[Required work]
Before repeating the entries below, strip out every picture and keep all else as it is.
──────── Exercise inputs
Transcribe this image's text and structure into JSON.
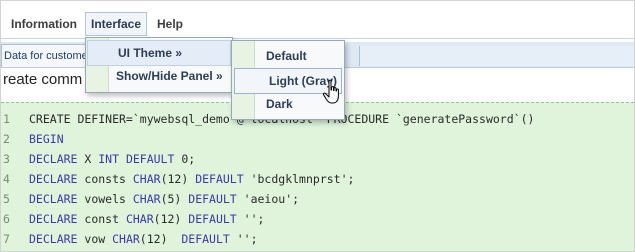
{
  "menubar": {
    "items": [
      {
        "label": "Information"
      },
      {
        "label": "Interface"
      },
      {
        "label": "Help"
      }
    ]
  },
  "tab": {
    "label": "Data for customer"
  },
  "heading": "reate comm",
  "interface_menu": {
    "items": [
      {
        "label": "UI Theme »"
      },
      {
        "label": "Show/Hide Panel »"
      }
    ]
  },
  "theme_menu": {
    "items": [
      {
        "label": "Default"
      },
      {
        "label": "Light (Gray)"
      },
      {
        "label": "Dark"
      }
    ],
    "hovered": "Light (Gray)"
  },
  "code": {
    "lines": [
      {
        "n": "1",
        "segments": [
          {
            "t": "CREATE DEFINER=`mywebsql_demo`@`localhost` PROCEDURE `generatePassword`()",
            "c": "plain"
          }
        ]
      },
      {
        "n": "2",
        "segments": [
          {
            "t": "BEGIN",
            "c": "kw"
          }
        ]
      },
      {
        "n": "3",
        "segments": [
          {
            "t": "DECLARE",
            "c": "kw"
          },
          {
            "t": " X ",
            "c": "plain"
          },
          {
            "t": "INT DEFAULT",
            "c": "kw"
          },
          {
            "t": " 0;",
            "c": "plain"
          }
        ]
      },
      {
        "n": "4",
        "segments": [
          {
            "t": "DECLARE",
            "c": "kw"
          },
          {
            "t": " consts ",
            "c": "plain"
          },
          {
            "t": "CHAR",
            "c": "kw"
          },
          {
            "t": "(12) ",
            "c": "plain"
          },
          {
            "t": "DEFAULT",
            "c": "kw"
          },
          {
            "t": " 'bcdgklmnprst';",
            "c": "plain"
          }
        ]
      },
      {
        "n": "5",
        "segments": [
          {
            "t": "DECLARE",
            "c": "kw"
          },
          {
            "t": " vowels ",
            "c": "plain"
          },
          {
            "t": "CHAR",
            "c": "kw"
          },
          {
            "t": "(5) ",
            "c": "plain"
          },
          {
            "t": "DEFAULT",
            "c": "kw"
          },
          {
            "t": " 'aeiou';",
            "c": "plain"
          }
        ]
      },
      {
        "n": "6",
        "segments": [
          {
            "t": "DECLARE",
            "c": "kw"
          },
          {
            "t": " const ",
            "c": "plain"
          },
          {
            "t": "CHAR",
            "c": "kw"
          },
          {
            "t": "(12) ",
            "c": "plain"
          },
          {
            "t": "DEFAULT",
            "c": "kw"
          },
          {
            "t": " '';",
            "c": "plain"
          }
        ]
      },
      {
        "n": "7",
        "segments": [
          {
            "t": "DECLARE",
            "c": "kw"
          },
          {
            "t": " vow ",
            "c": "plain"
          },
          {
            "t": "CHAR",
            "c": "kw"
          },
          {
            "t": "(12)  ",
            "c": "plain"
          },
          {
            "t": "DEFAULT",
            "c": "kw"
          },
          {
            "t": " '';",
            "c": "plain"
          }
        ]
      }
    ]
  },
  "icons": {
    "cursor": "hand-pointer-icon"
  },
  "colors": {
    "code_background": "#dff4db",
    "menu_gutter": "#e8f3e3",
    "keyword": "#3a3aa8",
    "menu_text": "#2c3e55"
  }
}
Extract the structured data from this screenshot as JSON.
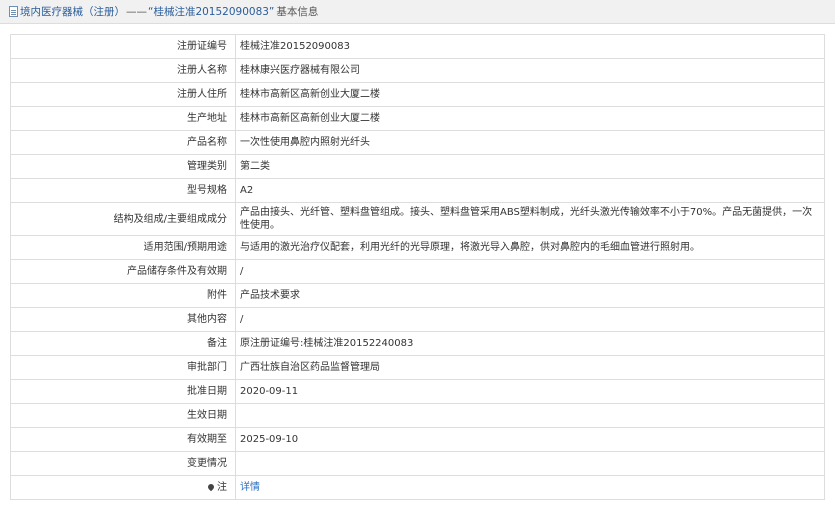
{
  "header": {
    "category": "境内医疗器械（注册）",
    "separator": "——",
    "title": "“桂械注准20152090083”",
    "suffix": "基本信息"
  },
  "rows": [
    {
      "label": "注册证编号",
      "value": "桂械注准20152090083"
    },
    {
      "label": "注册人名称",
      "value": "桂林康兴医疗器械有限公司"
    },
    {
      "label": "注册人住所",
      "value": "桂林市高新区高新创业大厦二楼"
    },
    {
      "label": "生产地址",
      "value": "桂林市高新区高新创业大厦二楼"
    },
    {
      "label": "产品名称",
      "value": "一次性使用鼻腔内照射光纤头"
    },
    {
      "label": "管理类别",
      "value": "第二类"
    },
    {
      "label": "型号规格",
      "value": "A2"
    },
    {
      "label": "结构及组成/主要组成成分",
      "value": "产品由接头、光纤管、塑料盘管组成。接头、塑料盘管采用ABS塑料制成，光纤头激光传输效率不小于70%。产品无菌提供，一次性使用。"
    },
    {
      "label": "适用范围/预期用途",
      "value": "与适用的激光治疗仪配套，利用光纤的光导原理，将激光导入鼻腔，供对鼻腔内的毛细血管进行照射用。"
    },
    {
      "label": "产品储存条件及有效期",
      "value": "/"
    },
    {
      "label": "附件",
      "value": "产品技术要求"
    },
    {
      "label": "其他内容",
      "value": "/"
    },
    {
      "label": "备注",
      "value": "原注册证编号:桂械注准20152240083"
    },
    {
      "label": "审批部门",
      "value": "广西壮族自治区药品监督管理局"
    },
    {
      "label": "批准日期",
      "value": "2020-09-11"
    },
    {
      "label": "生效日期",
      "value": ""
    },
    {
      "label": "有效期至",
      "value": "2025-09-10"
    },
    {
      "label": "变更情况",
      "value": ""
    }
  ],
  "note": {
    "label": "注",
    "icon": "pin-icon",
    "link_text": "详情"
  }
}
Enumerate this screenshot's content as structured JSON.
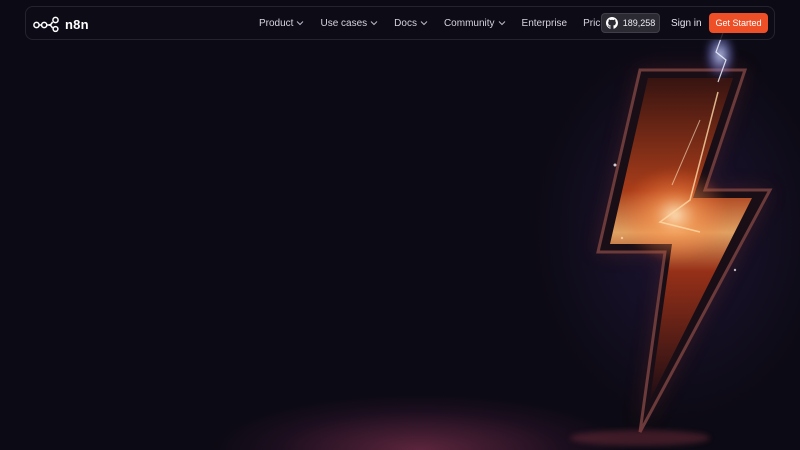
{
  "brand": {
    "name": "n8n",
    "logo_icon": "n8n-nodes-logo-icon"
  },
  "nav": {
    "items": [
      {
        "label": "Product",
        "has_dropdown": true
      },
      {
        "label": "Use cases",
        "has_dropdown": true
      },
      {
        "label": "Docs",
        "has_dropdown": true
      },
      {
        "label": "Community",
        "has_dropdown": true
      },
      {
        "label": "Enterprise",
        "has_dropdown": false
      },
      {
        "label": "Pricing",
        "has_dropdown": false
      }
    ]
  },
  "github": {
    "icon": "github-icon",
    "stars": "189,258"
  },
  "actions": {
    "sign_in": "Sign in",
    "get_started": "Get Started"
  },
  "hero": {
    "art_icon": "lightning-bolt-icon"
  },
  "colors": {
    "background": "#0c0a14",
    "accent": "#ee4f27",
    "nav_text": "#d6d3df",
    "github_button": "#2b2a33"
  }
}
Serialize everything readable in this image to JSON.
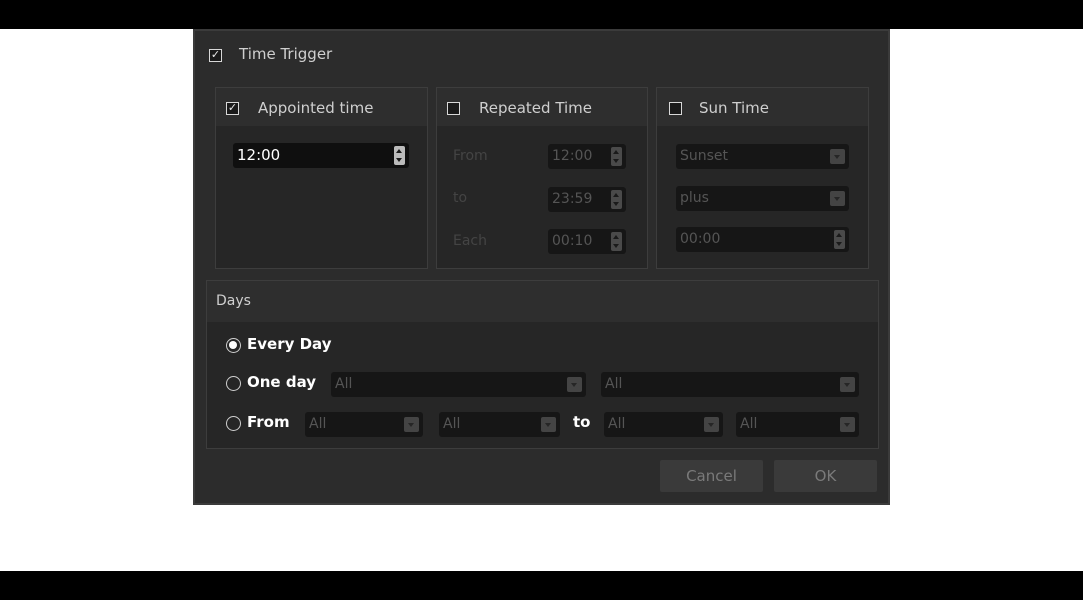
{
  "dialog": {
    "title": "Time Trigger",
    "title_checked": true
  },
  "appointed": {
    "label": "Appointed time",
    "checked": true,
    "value": "12:00"
  },
  "repeated": {
    "label": "Repeated Time",
    "checked": false,
    "from_label": "From",
    "from_value": "12:00",
    "to_label": "to",
    "to_value": "23:59",
    "each_label": "Each",
    "each_value": "00:10"
  },
  "sun": {
    "label": "Sun Time",
    "checked": false,
    "event_value": "Sunset",
    "mode_value": "plus",
    "offset_value": "00:00"
  },
  "days": {
    "title": "Days",
    "every_day_label": "Every Day",
    "one_day_label": "One day",
    "one_day_select_1": "All",
    "one_day_select_2": "All",
    "from_label": "From",
    "from_select_1": "All",
    "from_select_2": "All",
    "to_label": "to",
    "to_select_1": "All",
    "to_select_2": "All",
    "selected": "Every Day"
  },
  "buttons": {
    "cancel": "Cancel",
    "ok": "OK"
  }
}
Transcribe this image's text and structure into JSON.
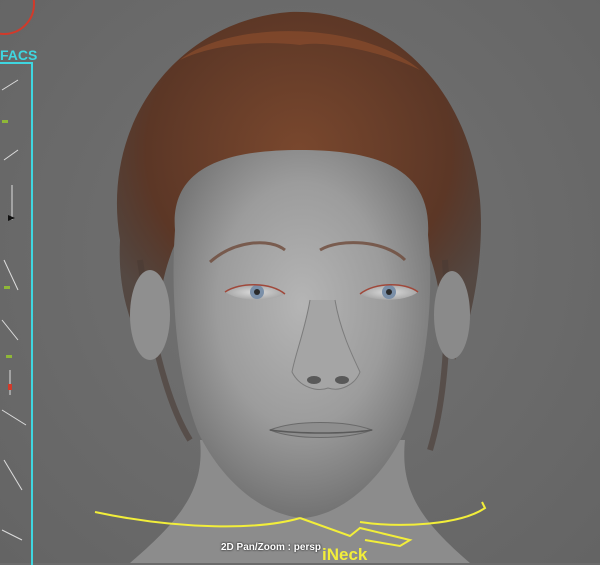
{
  "viewport": {
    "status_text": "2D Pan/Zoom : persp",
    "camera": "persp"
  },
  "facs_panel": {
    "title": "FACS",
    "accent_color": "#3fd6e0"
  },
  "neck_control": {
    "label": "iNeck",
    "color": "#f2ee3a"
  },
  "colors": {
    "viewport_bg": "#6b6b6b",
    "skin": "#9a9a9a",
    "hair": "#6b3a22",
    "control_curve": "#f2ee3a",
    "panel_accent": "#3fd6e0",
    "corner_widget": "#d23a2a"
  }
}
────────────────
[Answer to this task]
Transcribe this image's text and structure into JSON.
{
  "menubar": {
    "items": [
      {
        "label": "Information"
      },
      {
        "label": "Interface"
      },
      {
        "label": "Help"
      }
    ]
  },
  "tab": {
    "label": "Data for customer"
  },
  "heading": "reate comm",
  "interface_menu": {
    "items": [
      {
        "label": "UI Theme »"
      },
      {
        "label": "Show/Hide Panel »"
      }
    ]
  },
  "theme_menu": {
    "items": [
      {
        "label": "Default"
      },
      {
        "label": "Light (Gray)"
      },
      {
        "label": "Dark"
      }
    ],
    "hovered": "Light (Gray)"
  },
  "code": {
    "lines": [
      {
        "n": "1",
        "segments": [
          {
            "t": "CREATE DEFINER=`mywebsql_demo`@`localhost` PROCEDURE `generatePassword`()",
            "c": "plain"
          }
        ]
      },
      {
        "n": "2",
        "segments": [
          {
            "t": "BEGIN",
            "c": "kw"
          }
        ]
      },
      {
        "n": "3",
        "segments": [
          {
            "t": "DECLARE",
            "c": "kw"
          },
          {
            "t": " X ",
            "c": "plain"
          },
          {
            "t": "INT DEFAULT",
            "c": "kw"
          },
          {
            "t": " 0;",
            "c": "plain"
          }
        ]
      },
      {
        "n": "4",
        "segments": [
          {
            "t": "DECLARE",
            "c": "kw"
          },
          {
            "t": " consts ",
            "c": "plain"
          },
          {
            "t": "CHAR",
            "c": "kw"
          },
          {
            "t": "(12) ",
            "c": "plain"
          },
          {
            "t": "DEFAULT",
            "c": "kw"
          },
          {
            "t": " 'bcdgklmnprst';",
            "c": "plain"
          }
        ]
      },
      {
        "n": "5",
        "segments": [
          {
            "t": "DECLARE",
            "c": "kw"
          },
          {
            "t": " vowels ",
            "c": "plain"
          },
          {
            "t": "CHAR",
            "c": "kw"
          },
          {
            "t": "(5) ",
            "c": "plain"
          },
          {
            "t": "DEFAULT",
            "c": "kw"
          },
          {
            "t": " 'aeiou';",
            "c": "plain"
          }
        ]
      },
      {
        "n": "6",
        "segments": [
          {
            "t": "DECLARE",
            "c": "kw"
          },
          {
            "t": " const ",
            "c": "plain"
          },
          {
            "t": "CHAR",
            "c": "kw"
          },
          {
            "t": "(12) ",
            "c": "plain"
          },
          {
            "t": "DEFAULT",
            "c": "kw"
          },
          {
            "t": " '';",
            "c": "plain"
          }
        ]
      },
      {
        "n": "7",
        "segments": [
          {
            "t": "DECLARE",
            "c": "kw"
          },
          {
            "t": " vow ",
            "c": "plain"
          },
          {
            "t": "CHAR",
            "c": "kw"
          },
          {
            "t": "(12)  ",
            "c": "plain"
          },
          {
            "t": "DEFAULT",
            "c": "kw"
          },
          {
            "t": " '';",
            "c": "plain"
          }
        ]
      }
    ]
  },
  "icons": {
    "cursor": "hand-pointer-icon"
  },
  "colors": {
    "code_background": "#dff4db",
    "menu_gutter": "#e8f3e3",
    "keyword": "#3a3aa8",
    "menu_text": "#2c3e55"
  }
}
Extract the structured data from this screenshot as JSON.
{
  "header": {
    "category": "境内医疗器械（注册）",
    "separator": "——",
    "title": "“桂械注准20152090083”",
    "suffix": "基本信息"
  },
  "rows": [
    {
      "label": "注册证编号",
      "value": "桂械注准20152090083"
    },
    {
      "label": "注册人名称",
      "value": "桂林康兴医疗器械有限公司"
    },
    {
      "label": "注册人住所",
      "value": "桂林市高新区高新创业大厦二楼"
    },
    {
      "label": "生产地址",
      "value": "桂林市高新区高新创业大厦二楼"
    },
    {
      "label": "产品名称",
      "value": "一次性使用鼻腔内照射光纤头"
    },
    {
      "label": "管理类别",
      "value": "第二类"
    },
    {
      "label": "型号规格",
      "value": "A2"
    },
    {
      "label": "结构及组成/主要组成成分",
      "value": "产品由接头、光纤管、塑料盘管组成。接头、塑料盘管采用ABS塑料制成，光纤头激光传输效率不小于70%。产品无菌提供，一次性使用。"
    },
    {
      "label": "适用范围/预期用途",
      "value": "与适用的激光治疗仪配套，利用光纤的光导原理，将激光导入鼻腔，供对鼻腔内的毛细血管进行照射用。"
    },
    {
      "label": "产品储存条件及有效期",
      "value": "/"
    },
    {
      "label": "附件",
      "value": "产品技术要求"
    },
    {
      "label": "其他内容",
      "value": "/"
    },
    {
      "label": "备注",
      "value": "原注册证编号:桂械注准20152240083"
    },
    {
      "label": "审批部门",
      "value": "广西壮族自治区药品监督管理局"
    },
    {
      "label": "批准日期",
      "value": "2020-09-11"
    },
    {
      "label": "生效日期",
      "value": ""
    },
    {
      "label": "有效期至",
      "value": "2025-09-10"
    },
    {
      "label": "变更情况",
      "value": ""
    }
  ],
  "note": {
    "label": "注",
    "icon": "pin-icon",
    "link_text": "详情"
  }
}
Enumerate this screenshot's content as structured JSON.
{
  "brand": {
    "name": "n8n",
    "logo_icon": "n8n-nodes-logo-icon"
  },
  "nav": {
    "items": [
      {
        "label": "Product",
        "has_dropdown": true
      },
      {
        "label": "Use cases",
        "has_dropdown": true
      },
      {
        "label": "Docs",
        "has_dropdown": true
      },
      {
        "label": "Community",
        "has_dropdown": true
      },
      {
        "label": "Enterprise",
        "has_dropdown": false
      },
      {
        "label": "Pricing",
        "has_dropdown": false
      }
    ]
  },
  "github": {
    "icon": "github-icon",
    "stars": "189,258"
  },
  "actions": {
    "sign_in": "Sign in",
    "get_started": "Get Started"
  },
  "hero": {
    "art_icon": "lightning-bolt-icon"
  },
  "colors": {
    "background": "#0c0a14",
    "accent": "#ee4f27",
    "nav_text": "#d6d3df",
    "github_button": "#2b2a33"
  }
}
Serialize everything readable in this image to JSON.
{
  "dialog": {
    "title": "Time Trigger",
    "title_checked": true
  },
  "appointed": {
    "label": "Appointed time",
    "checked": true,
    "value": "12:00"
  },
  "repeated": {
    "label": "Repeated Time",
    "checked": false,
    "from_label": "From",
    "from_value": "12:00",
    "to_label": "to",
    "to_value": "23:59",
    "each_label": "Each",
    "each_value": "00:10"
  },
  "sun": {
    "label": "Sun Time",
    "checked": false,
    "event_value": "Sunset",
    "mode_value": "plus",
    "offset_value": "00:00"
  },
  "days": {
    "title": "Days",
    "every_day_label": "Every Day",
    "one_day_label": "One day",
    "one_day_select_1": "All",
    "one_day_select_2": "All",
    "from_label": "From",
    "from_select_1": "All",
    "from_select_2": "All",
    "to_label": "to",
    "to_select_1": "All",
    "to_select_2": "All",
    "selected": "Every Day"
  },
  "buttons": {
    "cancel": "Cancel",
    "ok": "OK"
  }
}
Transcribe this image's text and structure into JSON.
{
  "viewport": {
    "status_text": "2D Pan/Zoom : persp",
    "camera": "persp"
  },
  "facs_panel": {
    "title": "FACS",
    "accent_color": "#3fd6e0"
  },
  "neck_control": {
    "label": "iNeck",
    "color": "#f2ee3a"
  },
  "colors": {
    "viewport_bg": "#6b6b6b",
    "skin": "#9a9a9a",
    "hair": "#6b3a22",
    "control_curve": "#f2ee3a",
    "panel_accent": "#3fd6e0",
    "corner_widget": "#d23a2a"
  }
}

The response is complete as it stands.